China's economic tightrope
After three decades of runaway economic growth and a $2 trillion stimulus package to pull the country out of its downturn in 2008, China faces a new set of challenges as it seeks to consolidate its position as the world's second biggest economy.
The model adopted since the launch of market-led reforms in 1978 is no longer sufficient to ensure the country's continuing growth and a strong global presence.
That model was originally based on cheap labour, cheap capital and a benign export market to soak up cheap manufactured goods from the mainland.
In February this year, Li Keqian, who is likely to become prime minister in 2012, outlined a formidable list of tests ahead, from increasing energy efficiency to distributing wealth more equally.
In addition to that, the Five Year Plan, starting in 2011, will aim to boost domestic consumption to replace exports as the main drive of the economy.
It will also try to develop the production of advanced machinery, aircraft and energy saving and environmently-friendly equipment.
Though there has been progress in some sectors already, notably high-speed trains which China is now exporting, this is a long-term programme.
The effects of it may not be felt until the middle of this decade.
On the industrial front, a domestically-built 220-seat airliner will not be launched until 2015 as China will still have to import the engines from the West. At the same time, the vast programme to build a semiconductor industry will take several years.
Such industries will, in time, enable China to substitute home-made products for goods it now buys from abroad. This will pose a threat to suppliers in the West, Japan and Taiwan.
On the other hand, if China re-engineers too quickly, it will be unable to provide the 10 million new jobs needed each year to keep up employment levels.
But if the government protects low cost and labour intensive manufacturers, it will be holding back the necessary transformation laid out in the next Five Year Plan.
When it comes to labour cost, Beijing clearly supports increased pay for workers, at 38% - the share of wages in national income is much lower than in Europe or the United States.
The authorities, however, need to introduce an effective health service so that people do not need to save money in case they fall ill.
They also have to improve education and pension provisions, and modernise farming to improve the supply of agricultural products to avoid increased wages and an insufficient food supply adding to inflation.
Exports at the forefront
Despite the growing focus on the domestic economy, exports remain important.
The trade surpluses, particularly with the United States and Europe, have been growing for the past three decades and have given China a foreign exchange reserve of more than $2.5 trillion.
Many of China's most advanced manufacturers, especially in the private sector, sell abroad.
For this reason, the authorities have been resistant to demands from outside for the country to increase the value of its currency.
That position is unlikely to change: China is already increasing the nominal value of the yuan by some 3% a year.
And the authorities have pointed out that, taking its inflation rate into account at a time of static prices in the West, the real increase in the value of its currency is considerably greater.
The danger is that this will lead to protectionist reactions.
Beijing and Washington have already imposed duties on goods, such as steel fasteners and chicken parts - a US export sector that caters to the Chinese liking for poultry feet.

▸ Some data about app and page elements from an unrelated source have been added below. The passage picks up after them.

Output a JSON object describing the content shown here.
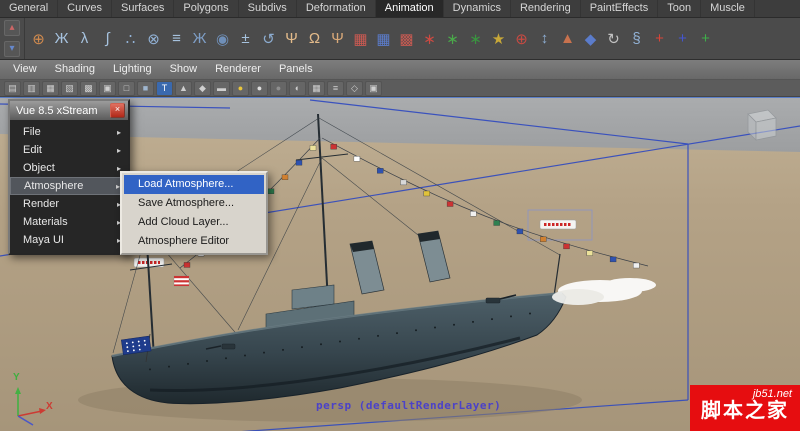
{
  "colors": {
    "accent_blue": "#2f49c0",
    "menu_highlight_blue": "#3163c5",
    "watermark_red": "#e60d10",
    "ground_sand": "#b4a286",
    "sky_gray": "#a4a6a8"
  },
  "menubar": {
    "tabs": [
      {
        "label": "General"
      },
      {
        "label": "Curves"
      },
      {
        "label": "Surfaces"
      },
      {
        "label": "Polygons"
      },
      {
        "label": "Subdivs"
      },
      {
        "label": "Deformation"
      },
      {
        "label": "Animation",
        "active": true
      },
      {
        "label": "Dynamics"
      },
      {
        "label": "Rendering"
      },
      {
        "label": "PaintEffects"
      },
      {
        "label": "Toon"
      },
      {
        "label": "Muscle"
      }
    ]
  },
  "shelf": {
    "side_icons": [
      {
        "name": "shelf-tab-up-icon",
        "glyph": "▴",
        "color": "#cc6666"
      },
      {
        "name": "shelf-tab-down-icon",
        "glyph": "▾",
        "color": "#6688cc"
      }
    ],
    "icons": [
      {
        "name": "snap-magnet-icon",
        "glyph": "⊕",
        "color": "#d08a4e"
      },
      {
        "name": "joint-tool-icon",
        "glyph": "Ж",
        "color": "#a6c2de"
      },
      {
        "name": "ik-handle-icon",
        "glyph": "λ",
        "color": "#a6c2de"
      },
      {
        "name": "ik-spline-icon",
        "glyph": "∫",
        "color": "#a6c2de"
      },
      {
        "name": "joint-chain-icon",
        "glyph": "∴",
        "color": "#92b2d6"
      },
      {
        "name": "constraint-icon",
        "glyph": "⊗",
        "color": "#92b2d6"
      },
      {
        "name": "set-key-icon",
        "glyph": "≡",
        "color": "#a6c2de"
      },
      {
        "name": "skeleton-icon",
        "glyph": "Ж",
        "color": "#7e9ec6"
      },
      {
        "name": "cluster-icon",
        "glyph": "◉",
        "color": "#6f8fb8"
      },
      {
        "name": "lattice-icon",
        "glyph": "±",
        "color": "#a6c2de"
      },
      {
        "name": "motion-path-icon",
        "glyph": "↺",
        "color": "#8cacd0"
      },
      {
        "name": "character-icon",
        "glyph": "Ψ",
        "color": "#e2ba8a"
      },
      {
        "name": "character-pose-icon",
        "glyph": "Ω",
        "color": "#e2ba8a"
      },
      {
        "name": "skin-bind-icon",
        "glyph": "Ψ",
        "color": "#d8a878"
      },
      {
        "name": "red-grid-icon",
        "glyph": "▦",
        "color": "#cc5a52"
      },
      {
        "name": "blue-grid-icon",
        "glyph": "▦",
        "color": "#5b7ccb"
      },
      {
        "name": "hatch-grid-icon",
        "glyph": "▩",
        "color": "#c65a52"
      },
      {
        "name": "paint-brush-icon",
        "glyph": "∗",
        "color": "#cc4a42"
      },
      {
        "name": "snowflake-icon",
        "glyph": "∗",
        "color": "#4aa84a"
      },
      {
        "name": "star-burst-icon",
        "glyph": "∗",
        "color": "#3a9440"
      },
      {
        "name": "star-icon",
        "glyph": "★",
        "color": "#c8a838"
      },
      {
        "name": "target-icon",
        "glyph": "⊕",
        "color": "#c84a42"
      },
      {
        "name": "swap-icon",
        "glyph": "↕",
        "color": "#8cacd0"
      },
      {
        "name": "cone-icon",
        "glyph": "▲",
        "color": "#c8724e"
      },
      {
        "name": "diamond-icon",
        "glyph": "◆",
        "color": "#5b7ccb"
      },
      {
        "name": "rotate-icon",
        "glyph": "↻",
        "color": "#c2c2c2"
      },
      {
        "name": "section-icon",
        "glyph": "§",
        "color": "#92b2d6"
      },
      {
        "name": "axis-red-icon",
        "glyph": "+",
        "color": "#d84438"
      },
      {
        "name": "axis-blue-icon",
        "glyph": "+",
        "color": "#4456d0"
      },
      {
        "name": "axis-green-icon",
        "glyph": "+",
        "color": "#3fae4a"
      }
    ]
  },
  "viewport_menubar": {
    "items": [
      "View",
      "Shading",
      "Lighting",
      "Show",
      "Renderer",
      "Panels"
    ]
  },
  "viewport_toolbar": {
    "icons": [
      {
        "glyph": "▤",
        "color": "#cfcfcf"
      },
      {
        "glyph": "▥",
        "color": "#cfcfcf"
      },
      {
        "glyph": "▦",
        "color": "#cfcfcf"
      },
      {
        "glyph": "▧",
        "color": "#cfcfcf"
      },
      {
        "glyph": "▩",
        "color": "#cfcfcf"
      },
      {
        "glyph": "▣",
        "color": "#cfcfcf"
      },
      {
        "glyph": "□",
        "color": "#cfcfcf"
      },
      {
        "glyph": "■",
        "color": "#9fb6cf"
      },
      {
        "glyph": "T",
        "color": "#ffffff",
        "bg": "#3a69ae"
      },
      {
        "glyph": "▲",
        "color": "#cfcfcf"
      },
      {
        "glyph": "◆",
        "color": "#cfcfcf"
      },
      {
        "glyph": "▬",
        "color": "#cfcfcf"
      },
      {
        "glyph": "●",
        "color": "#e9c63c"
      },
      {
        "glyph": "●",
        "color": "#dddddd"
      },
      {
        "glyph": "●",
        "color": "#8f8f8f"
      },
      {
        "glyph": "◐",
        "color": "#cfcfcf"
      },
      {
        "glyph": "▦",
        "color": "#cfcfcf"
      },
      {
        "glyph": "≡",
        "color": "#cfcfcf"
      },
      {
        "glyph": "◇",
        "color": "#cfcfcf"
      },
      {
        "glyph": "▣",
        "color": "#cfcfcf"
      }
    ]
  },
  "vue_panel": {
    "title": "Vue 8.5 xStream",
    "close_icon": "×",
    "items": [
      {
        "label": "File"
      },
      {
        "label": "Edit"
      },
      {
        "label": "Object"
      },
      {
        "label": "Atmosphere",
        "highlighted": true
      },
      {
        "label": "Render"
      },
      {
        "label": "Materials"
      },
      {
        "label": "Maya UI"
      }
    ]
  },
  "atmosphere_submenu": {
    "items": [
      {
        "label": "Load Atmosphere...",
        "highlighted": true
      },
      {
        "label": "Save Atmosphere..."
      },
      {
        "label": "Add Cloud Layer..."
      },
      {
        "label": "Atmosphere Editor"
      }
    ]
  },
  "viewport": {
    "camera_label": "persp (defaultRenderLayer)",
    "axis_labels": {
      "x": "X",
      "y": "Y"
    }
  },
  "scene": {
    "flag_string_1": {
      "colors": [
        "#cc3333",
        "#f0f0f0",
        "#2f52b0",
        "#e0c23a",
        "#cc3333",
        "#f6f6f4",
        "#2f8050",
        "#d08030",
        "#2f52b0",
        "#ece29a"
      ]
    },
    "flag_string_2": {
      "colors": [
        "#cc3333",
        "#ffffff",
        "#2f52b0",
        "#d8d8d8",
        "#e0c23a",
        "#cc3333",
        "#f0f0f0",
        "#2f8050",
        "#2f52b0",
        "#d08030",
        "#cc3333",
        "#ece29a",
        "#2f52b0",
        "#f0f0f0"
      ]
    }
  },
  "watermark": {
    "site": "jb51.net",
    "name": "脚本之家"
  }
}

As the US and some European countries move towards elections in 2011-12, politicians may be tempted to attack China's monetary policy as the cause of unemployment and cut away at the mainland's freedom to export.
In late 2012, China will undergo a major change of its leadership personnel at a Communist Party Congress. But this will not alter the country's economic policies.

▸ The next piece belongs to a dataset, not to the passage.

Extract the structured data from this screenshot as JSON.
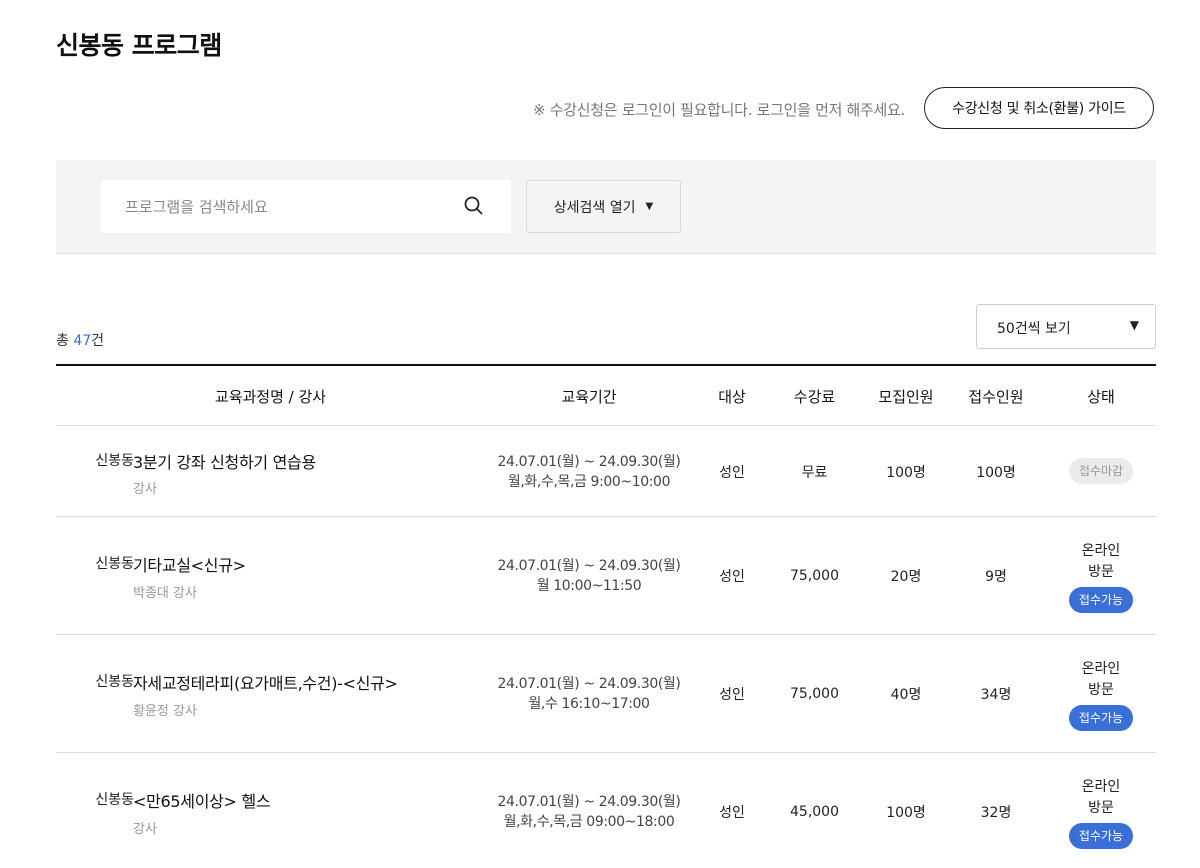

Despite a burgeoning private market for manufactured goods, the state still controls around three-quarters of the economy (including its ownership of land).
Monetary policy is mainly set administratively, rather than through interest rates.
Every company of any size contains a Communist Party cell that can veto major decisions.
If this means China remains a "big state" economy, its consensus style of leadership probably means that not much will change in the way economic decisions are made in an ever-changing world.
But the strength of regional and sectoral interests - and the relaxation of society on an individual basis - makes the economy increasingly hard to direct.
This was visible through the trouble the government has had this year in checking property price rises.
So there is a tendency to put off decisions affecting a host of deeper issues: privatization of farm land, liberalization of the movement of labour, loosening of capital controls, allocation of more cash to local authorities to pay for health, education and pension, and the freeing up of prices of energy and water.
All these would involve the central state relaxing its grip.
Reformers believe such progress can only be achieved through political and legal reform.
The Prime Minister, Wen Jiabao, unexpectedly made such connection in his remarks in August but the leadership as a whole seems set on keeping to the path of pursuing "socialism with Chinese characteristics".
For the present and future chiefs of China, there are quite enough economic uncertainties ahead, not to want to add a structural change to the equation for the coming years.
That, in time, may prove a long-term weakness.
Jonathan Fenby is China Director of the emerging economies research service, Trusted Sources (www.trustedsources.co.uk) and author of the Penguin History of Modern China